Former Metropolitan Police Commissioner Sir John Stevens says up to 200 Al-Qaeda "terrorists" are operating in UK and the threat of attacks is real.
Sir John said up to 200 militants were on the streets of Britain
He has backed proposed anti-terror laws, saying critics were naive about the "brutal" threat posed by fanatics.
Sir John, writing in the News of the World, said militants trained by Osama bin Laden "fester" across the country.
But the Liberal Democrats accused him of sending "mixed messages" adding to an already "complicated situation".
The Prevention of Terrorism Bill, which passed through the Commons by 14 votes last week, faces further opposition when it reaches the House of Lords next week.
Among the proposals for terror suspects are house arrest, curfew, tagging and bans on internet and telephone use.
But civil rights groups have criticised the government plans and called for an end to detention without trial.
Foreign terror suspects are held at Belmarsh prison in London without trial, even though Law lords have ruled this breaches human rights legislation.
And critics say the principles of justice and human rights are fundamental to British law and should not be lost.

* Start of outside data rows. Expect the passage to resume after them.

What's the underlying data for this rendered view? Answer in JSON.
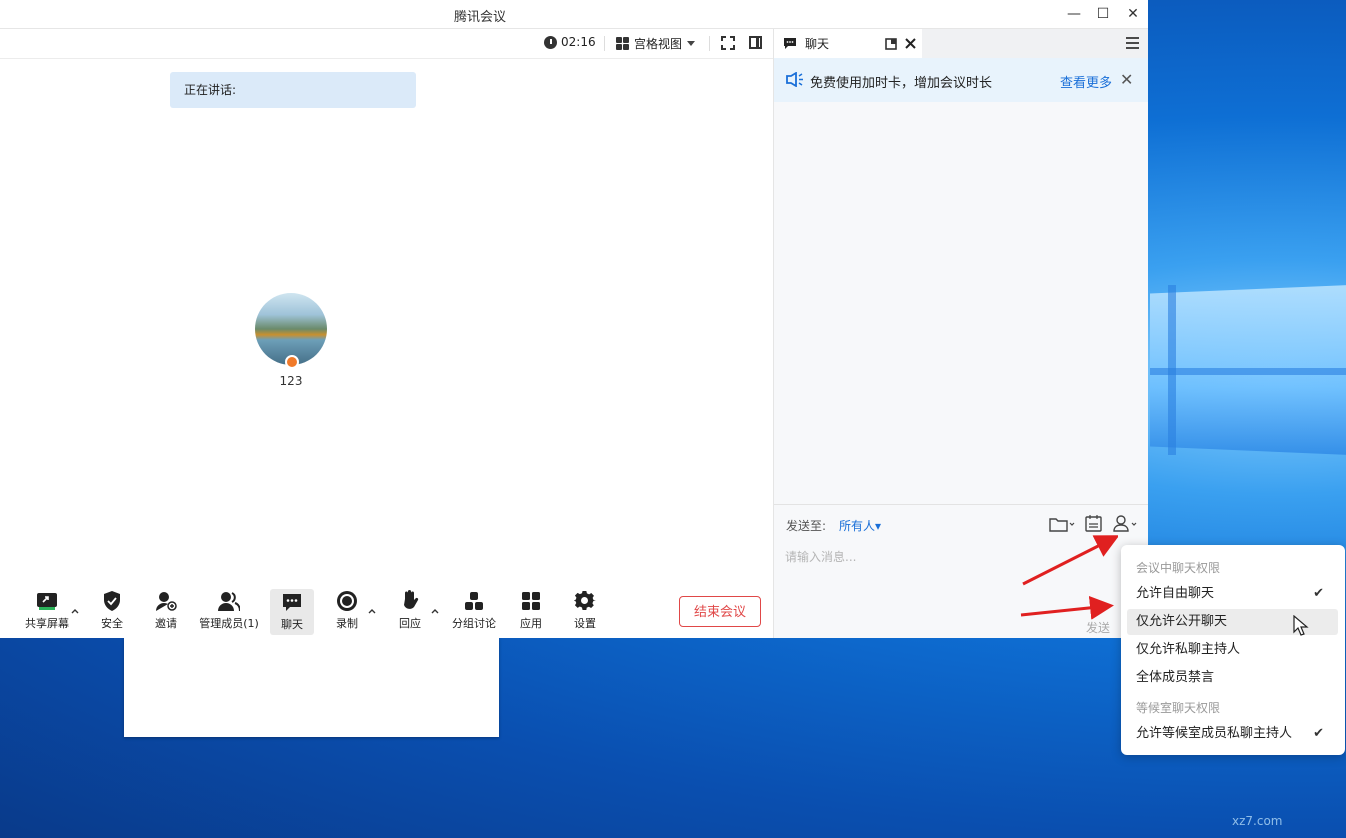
{
  "window": {
    "title": "腾讯会议"
  },
  "meeting": {
    "timer": "02:16",
    "view_mode": "宫格视图",
    "speaking_label": "正在讲话:",
    "participant_name": "123",
    "end_button": "结束会议"
  },
  "toolbar": {
    "items": [
      {
        "label": "共享屏幕",
        "icon": "share-screen-icon"
      },
      {
        "label": "安全",
        "icon": "shield-icon"
      },
      {
        "label": "邀请",
        "icon": "invite-icon"
      },
      {
        "label": "管理成员(1)",
        "icon": "members-icon"
      },
      {
        "label": "聊天",
        "icon": "chat-icon"
      },
      {
        "label": "录制",
        "icon": "record-icon"
      },
      {
        "label": "回应",
        "icon": "reaction-icon"
      },
      {
        "label": "分组讨论",
        "icon": "breakout-icon"
      },
      {
        "label": "应用",
        "icon": "apps-icon"
      },
      {
        "label": "设置",
        "icon": "gear-icon"
      }
    ]
  },
  "chat": {
    "tab_label": "聊天",
    "promo_text": "免费使用加时卡，增加会议时长",
    "promo_link": "查看更多",
    "send_to_label": "发送至:",
    "send_to_value": "所有人",
    "input_placeholder": "请输入消息...",
    "send_button": "发送"
  },
  "permission_menu": {
    "meeting_header": "会议中聊天权限",
    "items": [
      {
        "label": "允许自由聊天",
        "checked": true
      },
      {
        "label": "仅允许公开聊天",
        "checked": false
      },
      {
        "label": "仅允许私聊主持人",
        "checked": false
      },
      {
        "label": "全体成员禁言",
        "checked": false
      }
    ],
    "waiting_header": "等候室聊天权限",
    "waiting_item": {
      "label": "允许等候室成员私聊主持人",
      "checked": true
    }
  },
  "colors": {
    "accent": "#1a6fd8",
    "danger": "#e04848",
    "promo_bg": "#e8f3fc"
  },
  "watermark": {
    "text": "xz7.com"
  }
}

But Sir John said any delay in enacting the legislation would bring "comfort" to al-Qaeda.
He said there were small networks of militants who had been trained by Osama bin Laden and had "spawned and continue to fester" in British towns and cities.
"The main opposition to the Bill, it seems to me, is from people who simply haven't understood the brutal reality of the world we live in and the true horror of the terrorism we face," Sir John wrote.
Sir John said intelligence reports made his hair 'stand on end'
Liberal Democrat home affairs spokesman Mark Oaten said: "While Sir John is right to highlight the serious threat that we face we believe that strong principles of justice will not undermine national security.
"Of more concern are his comments that the current Belmarsh detainees pose a serious threat.
"This conflicts with the home secretary's opinion that they will not need to be placed under house arrest when they leave Belmarsh.
"These mixed messages are unhelpful in an already complicated situation."
Sir John said he had read intelligence on all of the foreign suspects currently being held without trial in prisons such as Belmarsh, and said they should be kept under "lock and key".
He said it should be down to judges, rather than just for politicians, to decide whether suspects were placed under house arrest.
But he said his hair had been made to "stand on end" reading reports of attacks militants planned to carry out in Britain.
He said the conviction of British-born militants such as Richard Reid showed the threat did not just come from overseas.
"The brutal truth is that there are more just like them, as much British citizens as you and I, living here now just waiting to kill and be killed in their awful misguided cause," he wrote.
The BBC's Danny Shaw said: "The language is very strong and may put some people off from the central thrust of what he's saying.
"But what he is saying, quite clearly, is the threat that is faced in the UK at the moment is not understood by people opposing the bill."